- Franz Bairlein, Institut für Vogelforschung "Vogelwarte Helgoland", Wilhelmshaven (wheatear)
- Oskars Keišs, Institute of Biology, University of Latvia (common starling)
- Petr Procházka, Institute of Vertebrate Biology, Czech Republic (great and common reed warblers)
- Martin Schulze, NABU Sachsen-Anhalt Regionalverband Merseburg-Querfurt (European bee-eater)
Schweizerischer Nationalfonds (SNF, Hoopoe)
Wolfermann-Nägeli Stiftung (Alpine Swift)
Rosmarie und Armin Däster-Schild Stiftung (Alpine Swift)
Stiftung Accentus (Hoopoe)
Broad‐scale patterns of the Afro‐Palaearctic landbird migration

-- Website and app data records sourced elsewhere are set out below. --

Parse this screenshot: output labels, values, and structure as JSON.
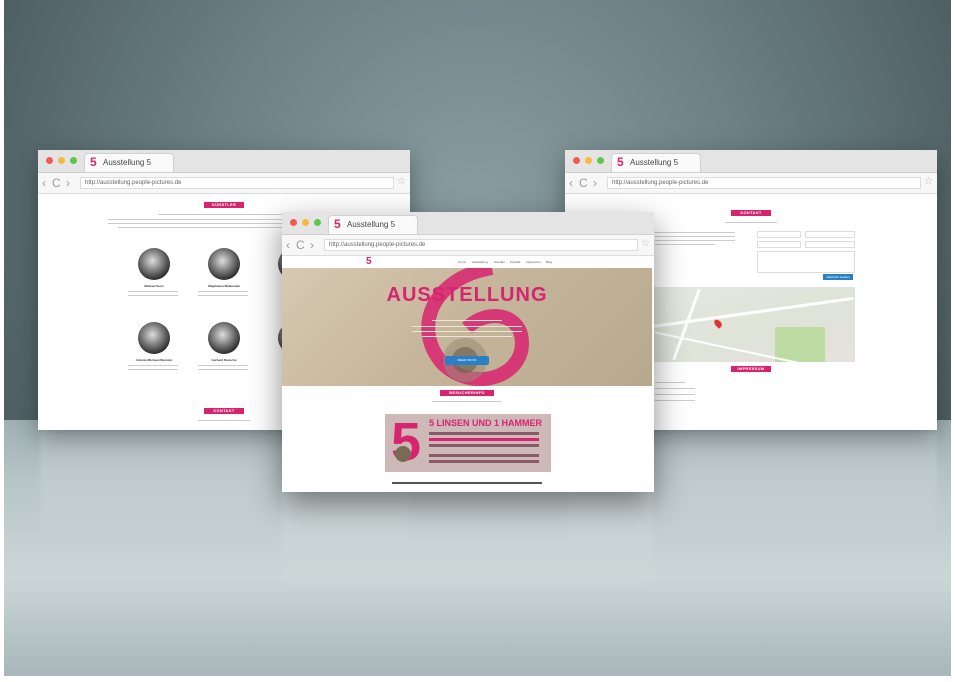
{
  "browser": {
    "tab_title": "Ausstellung 5",
    "logo_glyph": "5",
    "url": "http://ausstellung.people-pictures.de",
    "back_label": "‹",
    "forward_label": "›",
    "reload_label": "C",
    "star_label": "☆"
  },
  "left_page": {
    "section_label": "KÜNSTLER",
    "artists": [
      {
        "name": "Michael Senn"
      },
      {
        "name": "Magdalena Walkowiak"
      },
      {
        "name": ""
      },
      {
        "name": "Antonia Michael-Riemann"
      },
      {
        "name": "Gerhard Dietsche"
      },
      {
        "name": ""
      }
    ],
    "footer_label": "KONTAKT"
  },
  "center_page": {
    "nav_links": [
      "Home",
      "Ausstellung",
      "Künstler",
      "Kontakt",
      "Impressum",
      "Blog"
    ],
    "hero_title": "AUSSTELLUNG",
    "hero_button": "MEHR INFOS",
    "section_label": "BESUCHERINFO",
    "poster": {
      "number": "5",
      "headline": "5 LINSEN UND 1 HAMMER"
    }
  },
  "right_page": {
    "section_label": "KONTAKT",
    "submit_label": "Nachricht senden",
    "footer_label": "IMPRESSUM"
  },
  "colors": {
    "brand_pink": "#d8236f",
    "button_blue": "#2a80c7"
  }
}
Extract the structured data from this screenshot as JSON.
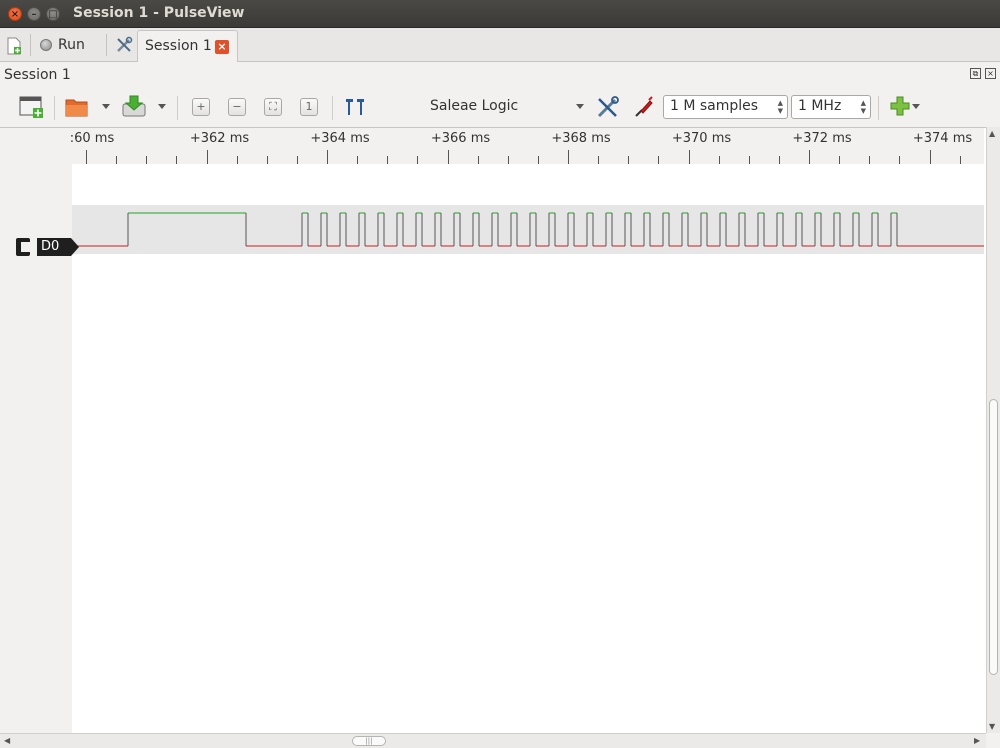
{
  "window": {
    "title": "Session 1 - PulseView",
    "close_glyph": "×",
    "min_glyph": "–",
    "max_glyph": "□"
  },
  "tabbar": {
    "run_label": "Run",
    "tab_label": "Session 1",
    "tab_close_glyph": "×"
  },
  "session": {
    "label": "Session 1"
  },
  "toolbar": {
    "device": "Saleae Logic",
    "samples": "1 M samples",
    "rate": "1 MHz"
  },
  "ruler": {
    "labels": [
      ":60 ms",
      "+362 ms",
      "+364 ms",
      "+366 ms",
      "+368 ms",
      "+370 ms",
      "+372 ms",
      "+374 ms"
    ]
  },
  "channel": {
    "name": "D0",
    "high_color": "#21a221",
    "low_color": "#c82020"
  }
}
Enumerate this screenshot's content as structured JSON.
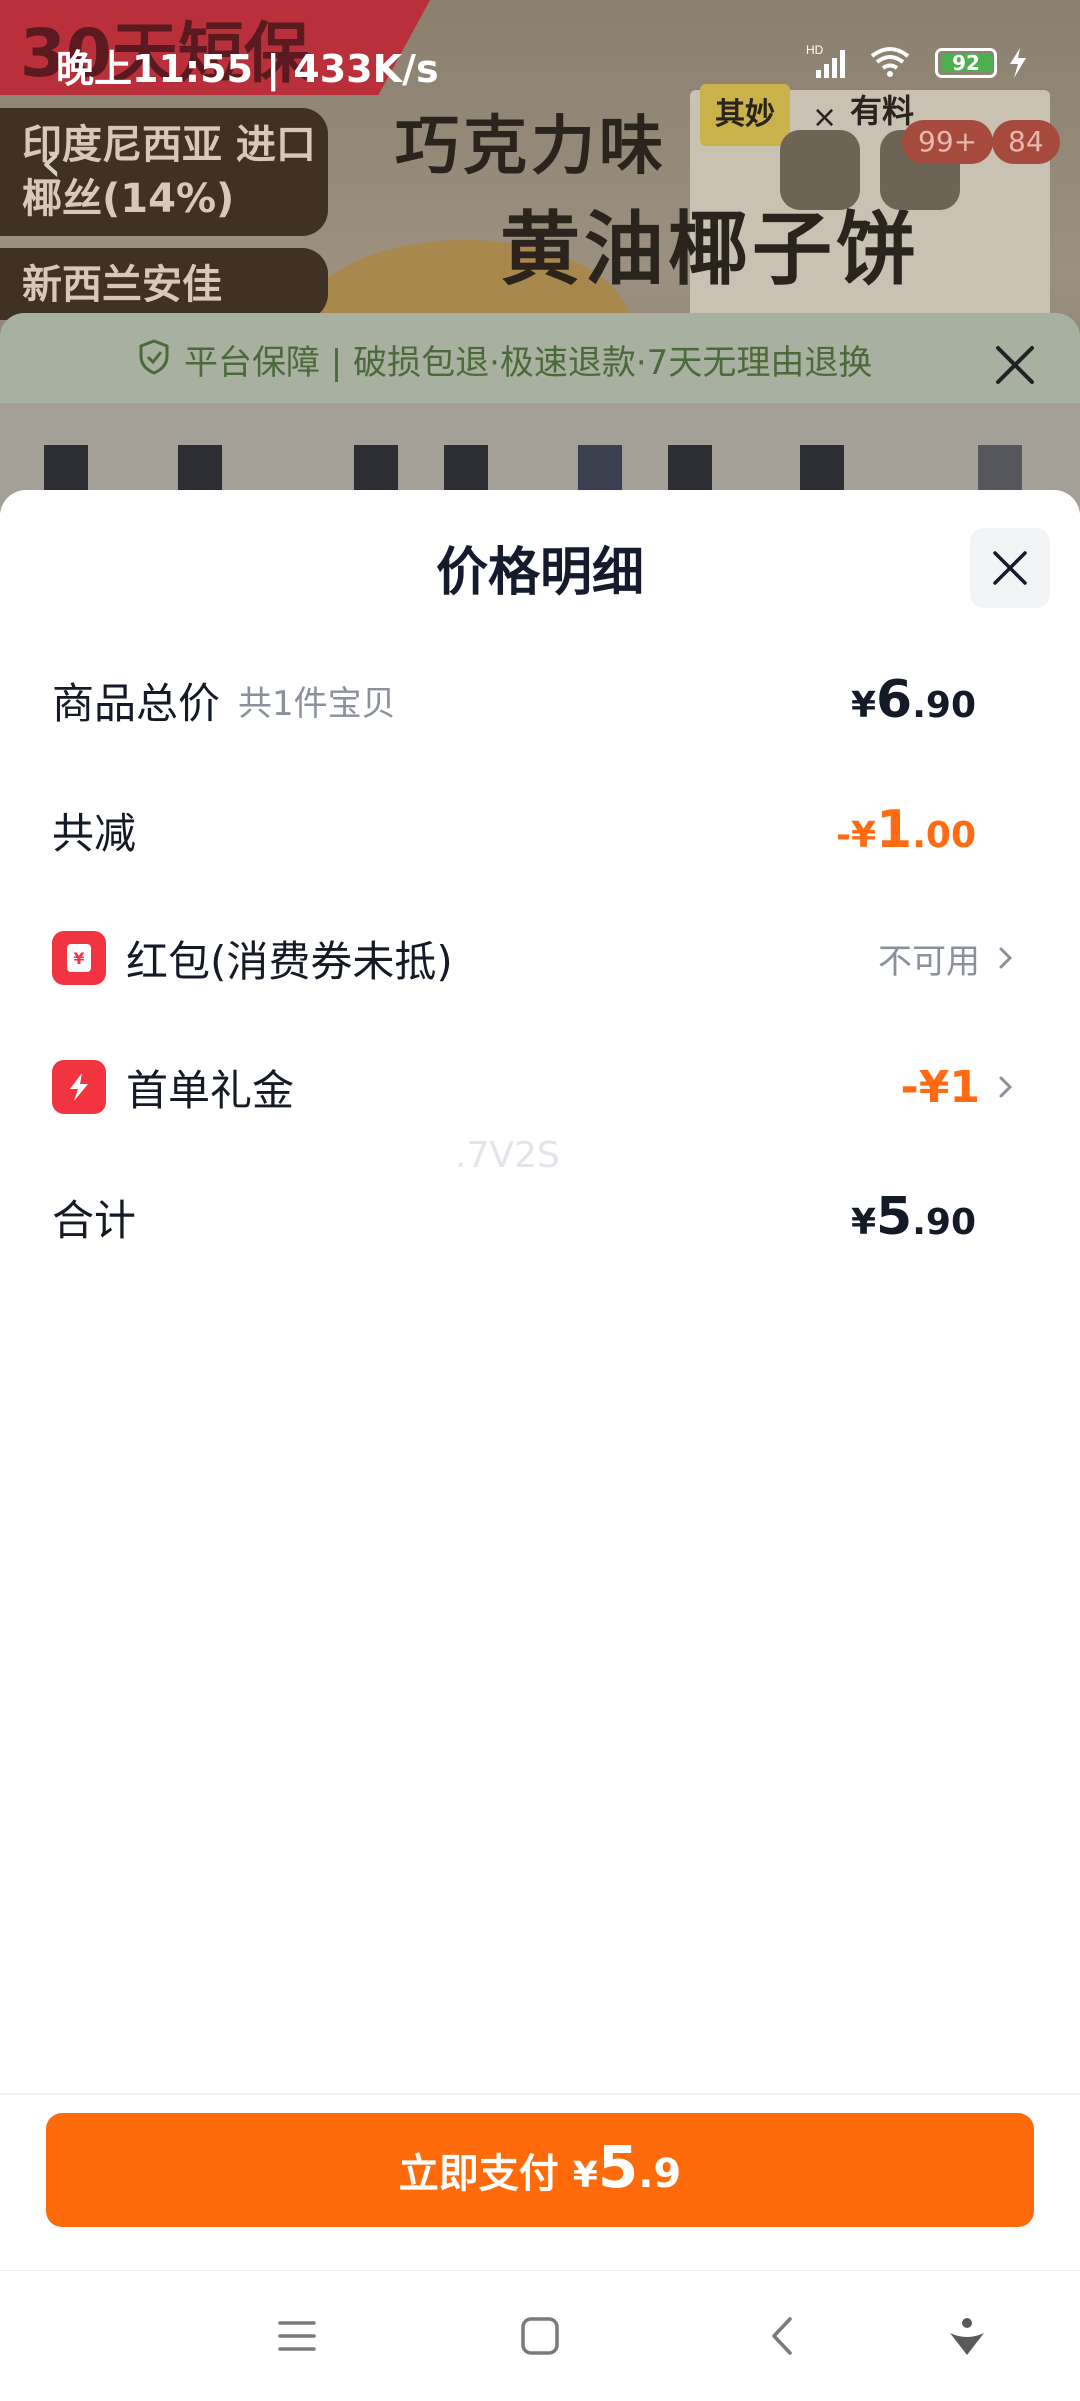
{
  "status_bar": {
    "time": "晚上11:55 | 433K/s",
    "battery": "92"
  },
  "background": {
    "ribbon": "30天短保",
    "tag1": "印度尼西亚 进口椰丝(14%)",
    "tag2": "新西兰安佳",
    "headline1": "巧克力味",
    "headline2": "黄油椰子饼",
    "brand": "其妙",
    "brand_x": "×",
    "brand2": "有料",
    "badge_cart": "99+",
    "badge_msg": "84",
    "guarantee": "平台保障 | 破损包退·极速退款·7天无理由退换"
  },
  "sheet": {
    "title": "价格明细",
    "rows": [
      {
        "label": "商品总价",
        "sub": "共1件宝贝",
        "currency": "¥",
        "int": "6",
        "dec": ".90"
      },
      {
        "label": "共减",
        "currency": "-¥",
        "int": "1",
        "dec": ".00"
      },
      {
        "label": "红包(消费券未抵)",
        "link": "不可用"
      },
      {
        "label": "首单礼金",
        "value": "-¥1"
      },
      {
        "label": "合计",
        "currency": "¥",
        "int": "5",
        "dec": ".90"
      }
    ],
    "watermark": ".7V2S"
  },
  "pay_button": {
    "label": "立即支付",
    "currency": "¥",
    "int": "5",
    "dec": ".9"
  },
  "colors": {
    "accent": "#ff6a0a",
    "discount": "#ff6a12",
    "icon_red": "#f23340"
  }
}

Range‐wide migration corridors and non‐breeding areas of a northward expanding Afro‐Palaearctic migrant, the European Bee‐eater Merops apiaster
A full annual perspective on sex-biased migration timing in long-distance migratory birds
Migration, wing morphometry and wing moult in Spanish and House Sparrows from the eastern Balkan Peninsula.
Linking events throughout the annual cycle in a migratory bird—non-breeding period buffers accumulation of carry-over effects.
Loop migration, induced by seasonally different flyway use, in Northern European Barn Swallows.
Spatiotemporal Group Dynamics in a Long-Distance Migratory Bird
What makes Alpine swift ascend at twilight? Novel geolocators reveal year-round flight behaviour.
Cold spell en route delays spring arrival and decreases apparent survival in a long‑distance migratory songbird.
Dependencies in the timing of activities weaken over the annual cycle in a long-distance migratory bird.
Timing is crucial for consequences of migratory connectivity
Breeding latitude leads to different temporal but not spatial organization of the annual cycle in a long-distance migrant.
Shifts in vegetation phenology along flyways entail varying risks of mistiming in a migratory songbird
Repeatability of individual migration routes, wintering sites, and timing in a long-distance migrant bird.
Timing of migration and residence areas during the non-breeding period of barn swallows Hirundo rustica in relation to sex and population.
Directional shifts in migration pattern of rollers (Coracias garrulus) from a western European population.
Individual migration timing of common nightingales is tuned with vegetation and prey phenology at breeding sites.
Variable detours in long-distance migration across ecological barriers and their relation to habitat availability at ground.
Strong migratory connectivity and seasonally shifting isotopic niches in geographically separated populations of a long-distance migrating songbird.
First evidence of a 200-day non-stop flight in a bird.
Short-distance migration of Wrynecks Jynx torquilla from Central European populations.
Year-Round tracking of small Trans-Saharan migrants using light-level geolocators.
The natural link between Europe and Africa - 2.1 billion birds on migration.